We love hearing our consultants' stories when they attend events in the UK, Europe and beyond; some which we've shared with our social media followers over the years. We thought our blog readers may enjoy this article written by consultant, Pauline Bishop who is based in Dorchester.
Style AND Sustainability – My SwopShop Experience
What is sustainable fashion? Upcycling tee shirts and dresses made of crisp packets? These things have their place (especially for Creative style personalities), but what about the rest of us, who just want to look nice in an ordinary-but-polished way? And how does my image business sit with my concern that we mostly ignore the uncomfortable reality of a changing climate? These are the issues I had in my head during my involvement in a sustainable fashion project - workshops, a fashion show, and week-long clothing swap, under the label of Rethink Fashion Dorchester.
My part was to set up and run the ‘SwopShop’. I had a budget covering signage and biscuits, the backup of the tiny core team, social media and a team of 35 volunteers. Planning around the many unknown factors was a challenge. How much stock would we have? How many rails could I borrow? Would anyone come?… So with just goodwill and sixpence, all I could prepare in advance was a general idea of flow through the shop, and a concept of retro and green, with borrowed plants, antique suitcases and hatboxes.

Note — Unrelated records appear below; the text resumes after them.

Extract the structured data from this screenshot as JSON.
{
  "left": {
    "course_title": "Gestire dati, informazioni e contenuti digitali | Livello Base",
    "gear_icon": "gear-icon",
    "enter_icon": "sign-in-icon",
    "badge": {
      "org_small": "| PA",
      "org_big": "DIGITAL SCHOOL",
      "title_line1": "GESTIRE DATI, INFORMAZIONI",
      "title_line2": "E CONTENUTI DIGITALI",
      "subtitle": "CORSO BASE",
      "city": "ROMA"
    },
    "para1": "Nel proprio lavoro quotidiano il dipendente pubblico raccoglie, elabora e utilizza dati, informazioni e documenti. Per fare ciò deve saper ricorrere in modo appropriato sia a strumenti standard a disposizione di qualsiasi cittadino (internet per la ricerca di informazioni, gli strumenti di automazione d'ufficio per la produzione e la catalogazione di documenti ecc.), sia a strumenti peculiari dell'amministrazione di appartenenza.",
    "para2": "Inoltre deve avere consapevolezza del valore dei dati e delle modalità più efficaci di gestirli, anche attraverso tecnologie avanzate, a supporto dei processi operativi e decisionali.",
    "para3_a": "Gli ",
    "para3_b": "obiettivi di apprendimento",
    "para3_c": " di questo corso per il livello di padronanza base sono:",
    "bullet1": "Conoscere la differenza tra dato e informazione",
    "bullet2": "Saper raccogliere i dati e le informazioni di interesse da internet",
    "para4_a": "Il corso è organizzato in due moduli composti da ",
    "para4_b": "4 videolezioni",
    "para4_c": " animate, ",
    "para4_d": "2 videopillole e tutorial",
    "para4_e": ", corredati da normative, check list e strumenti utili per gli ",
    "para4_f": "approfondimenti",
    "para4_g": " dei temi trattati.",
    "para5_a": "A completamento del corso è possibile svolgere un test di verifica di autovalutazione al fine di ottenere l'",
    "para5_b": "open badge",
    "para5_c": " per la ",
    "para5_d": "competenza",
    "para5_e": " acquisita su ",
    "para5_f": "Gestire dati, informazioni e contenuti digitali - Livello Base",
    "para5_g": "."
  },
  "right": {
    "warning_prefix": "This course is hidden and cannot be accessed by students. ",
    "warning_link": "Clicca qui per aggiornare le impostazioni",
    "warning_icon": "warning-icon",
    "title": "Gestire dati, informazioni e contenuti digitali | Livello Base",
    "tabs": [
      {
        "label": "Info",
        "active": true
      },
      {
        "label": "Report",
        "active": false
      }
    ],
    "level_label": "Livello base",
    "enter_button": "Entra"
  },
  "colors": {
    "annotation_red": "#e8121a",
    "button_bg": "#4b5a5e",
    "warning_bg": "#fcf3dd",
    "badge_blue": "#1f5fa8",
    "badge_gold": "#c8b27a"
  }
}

On shop fitting today, it all came together, in time for a weekend of taking in clothes in exchange for tokens, and getting stock on to the shop floor. We opened with around 1000 items, and a queue of people clutching their swop tokens, and waiting to ‘shop’. By the end of the week, we’d had around 1700 garments in, 1700 garments out, and hopefully 1700 garments not being bought new as a result. With a prestigious location and a fabulous look, many people came in thinking it was a normal shop (and then went home to find things to swop).
It is estimated that most of us wear 20% of our clothing 80% of the time. For many people, it would be easy to replace the garments they were swopping with other things adding to the unworn 80%. To avoid this, once the shop was open, my role was giving colour and style advice to anyone who wanted it, so they could ensure they would wear and love what they took home.
The fashion industry (and not just fast fashion) has a huge carbon footprint, and each new weird weather event is a wake-up call. Then there’s the cost of living too. Fortunately, it’s not money that makes you well-dressed, but knowing the colours, fabrics and styles that suit you. My colour me beautiful training enabled me to demonstrate which colours worked, and more importantly why, which leads directly into understanding how to make use of what you already have and shop only for the gaps (and you can shop the preloved/reloved markets more easily too). Minimal shopping means you can afford to choose ethically, environmentally and aim for long-lasting quality, considering cost per wear, rather than cost to buy. The net result is a smaller wardrobe of beautiful well-made clothes that you will enjoy wearing, with sustainability as a consequence of style.
You can find out more about Pauline on her website My True Colours (click here). Pauline works in and around the Dorchester area.